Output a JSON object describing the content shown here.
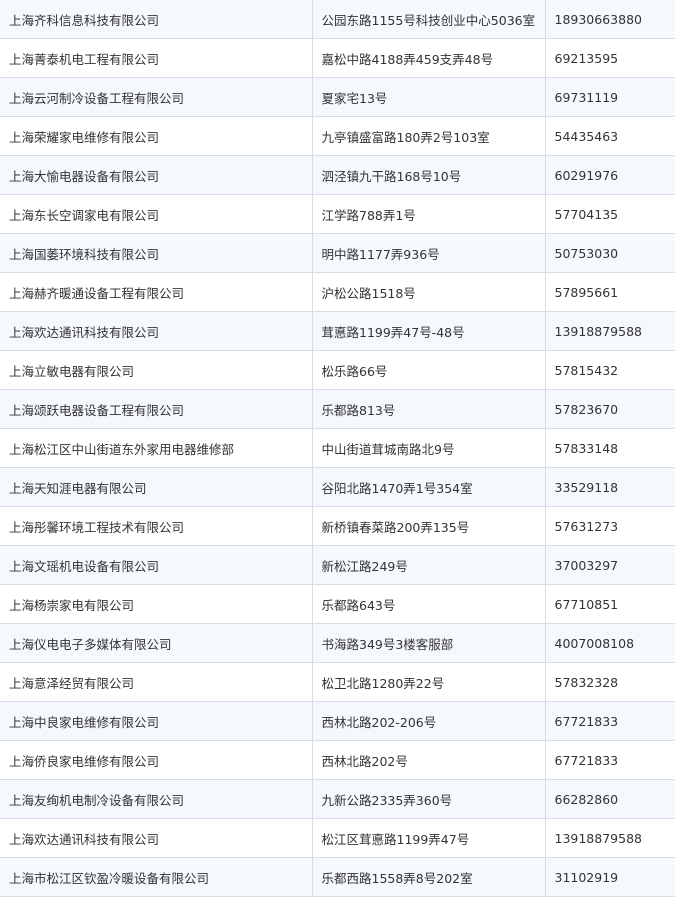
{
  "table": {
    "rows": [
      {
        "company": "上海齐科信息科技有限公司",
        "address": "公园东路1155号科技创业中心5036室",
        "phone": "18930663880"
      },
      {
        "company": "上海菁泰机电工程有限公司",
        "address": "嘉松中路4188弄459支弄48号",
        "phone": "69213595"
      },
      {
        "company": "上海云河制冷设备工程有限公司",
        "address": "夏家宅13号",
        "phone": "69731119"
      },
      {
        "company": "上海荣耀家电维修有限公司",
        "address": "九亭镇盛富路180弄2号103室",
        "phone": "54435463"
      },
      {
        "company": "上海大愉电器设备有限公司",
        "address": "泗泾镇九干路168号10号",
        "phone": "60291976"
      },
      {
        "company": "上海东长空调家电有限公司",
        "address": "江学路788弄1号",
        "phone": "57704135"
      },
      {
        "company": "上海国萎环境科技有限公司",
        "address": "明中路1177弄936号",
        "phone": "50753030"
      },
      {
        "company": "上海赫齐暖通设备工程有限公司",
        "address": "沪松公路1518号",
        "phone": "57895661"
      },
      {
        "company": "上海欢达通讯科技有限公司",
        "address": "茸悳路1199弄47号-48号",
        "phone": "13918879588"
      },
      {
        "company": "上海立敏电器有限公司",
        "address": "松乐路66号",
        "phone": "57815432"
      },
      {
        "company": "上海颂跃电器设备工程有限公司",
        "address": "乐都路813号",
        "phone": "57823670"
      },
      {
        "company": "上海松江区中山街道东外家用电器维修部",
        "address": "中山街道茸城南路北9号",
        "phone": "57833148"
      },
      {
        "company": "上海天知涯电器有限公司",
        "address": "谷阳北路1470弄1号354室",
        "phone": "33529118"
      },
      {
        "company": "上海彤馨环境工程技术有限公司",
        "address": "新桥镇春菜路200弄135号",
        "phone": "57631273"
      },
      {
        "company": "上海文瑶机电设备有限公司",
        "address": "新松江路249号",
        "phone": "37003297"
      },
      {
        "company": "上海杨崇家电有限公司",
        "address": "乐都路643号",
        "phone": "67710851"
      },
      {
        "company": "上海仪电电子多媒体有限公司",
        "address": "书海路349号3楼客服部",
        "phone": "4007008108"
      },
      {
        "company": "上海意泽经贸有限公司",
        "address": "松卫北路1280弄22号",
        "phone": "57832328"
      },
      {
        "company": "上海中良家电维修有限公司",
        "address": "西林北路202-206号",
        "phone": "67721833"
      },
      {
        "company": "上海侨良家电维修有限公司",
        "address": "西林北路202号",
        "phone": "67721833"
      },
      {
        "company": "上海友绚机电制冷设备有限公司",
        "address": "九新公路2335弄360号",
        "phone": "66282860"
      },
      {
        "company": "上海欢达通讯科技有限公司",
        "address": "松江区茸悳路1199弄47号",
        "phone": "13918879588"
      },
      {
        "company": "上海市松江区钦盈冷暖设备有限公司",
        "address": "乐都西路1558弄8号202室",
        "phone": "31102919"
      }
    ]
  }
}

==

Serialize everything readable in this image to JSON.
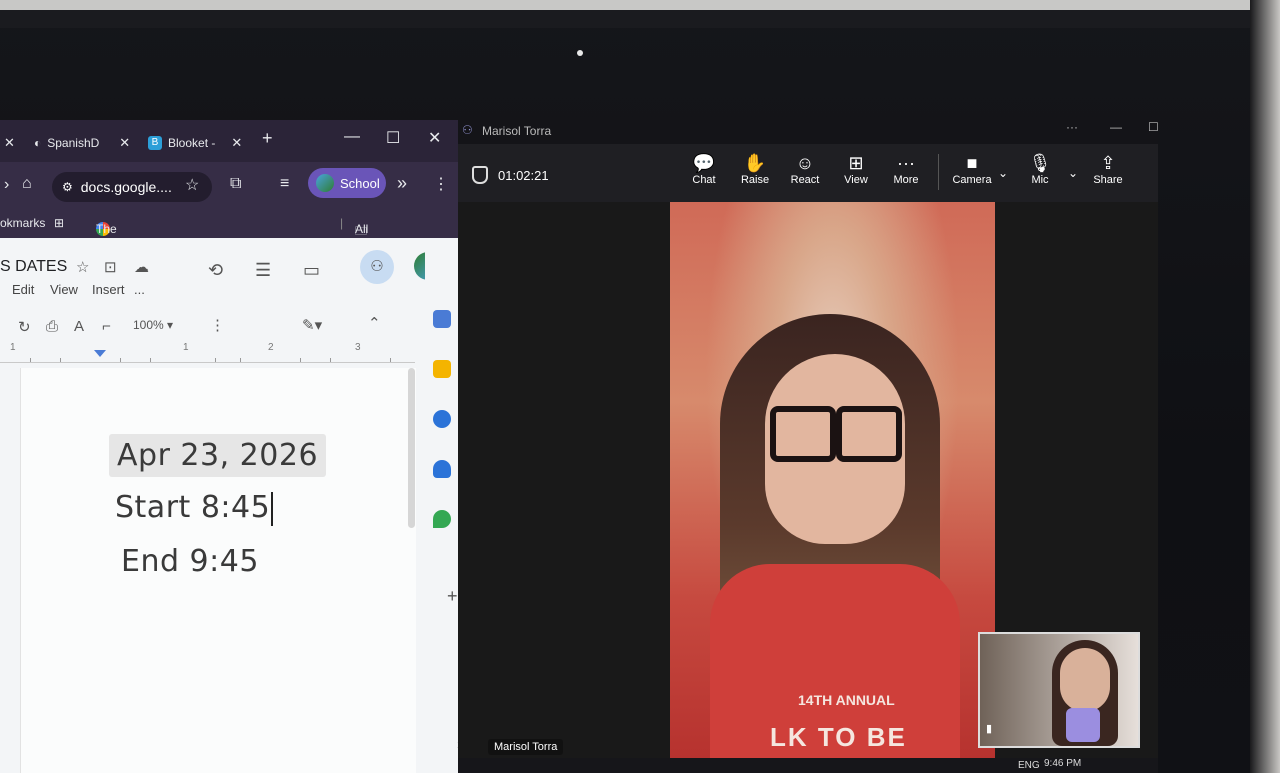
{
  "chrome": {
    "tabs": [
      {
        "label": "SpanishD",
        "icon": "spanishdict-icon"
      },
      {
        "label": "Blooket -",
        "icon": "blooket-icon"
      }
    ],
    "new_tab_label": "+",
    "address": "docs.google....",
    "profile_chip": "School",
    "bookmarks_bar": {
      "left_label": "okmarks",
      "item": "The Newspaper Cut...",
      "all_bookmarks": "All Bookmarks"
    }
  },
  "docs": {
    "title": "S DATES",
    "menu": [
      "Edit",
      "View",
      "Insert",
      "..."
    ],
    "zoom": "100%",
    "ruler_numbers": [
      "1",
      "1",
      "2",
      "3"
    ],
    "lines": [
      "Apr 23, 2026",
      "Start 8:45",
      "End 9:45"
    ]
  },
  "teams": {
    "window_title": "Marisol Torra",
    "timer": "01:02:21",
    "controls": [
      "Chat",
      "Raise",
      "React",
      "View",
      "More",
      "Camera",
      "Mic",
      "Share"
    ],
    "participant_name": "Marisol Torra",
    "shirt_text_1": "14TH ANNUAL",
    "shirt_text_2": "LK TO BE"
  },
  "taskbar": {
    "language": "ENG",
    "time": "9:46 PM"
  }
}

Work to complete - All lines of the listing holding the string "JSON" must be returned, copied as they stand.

Written solution -
Output a JSON object describing the content shown here.
Serialize everything readable in this image to JSON.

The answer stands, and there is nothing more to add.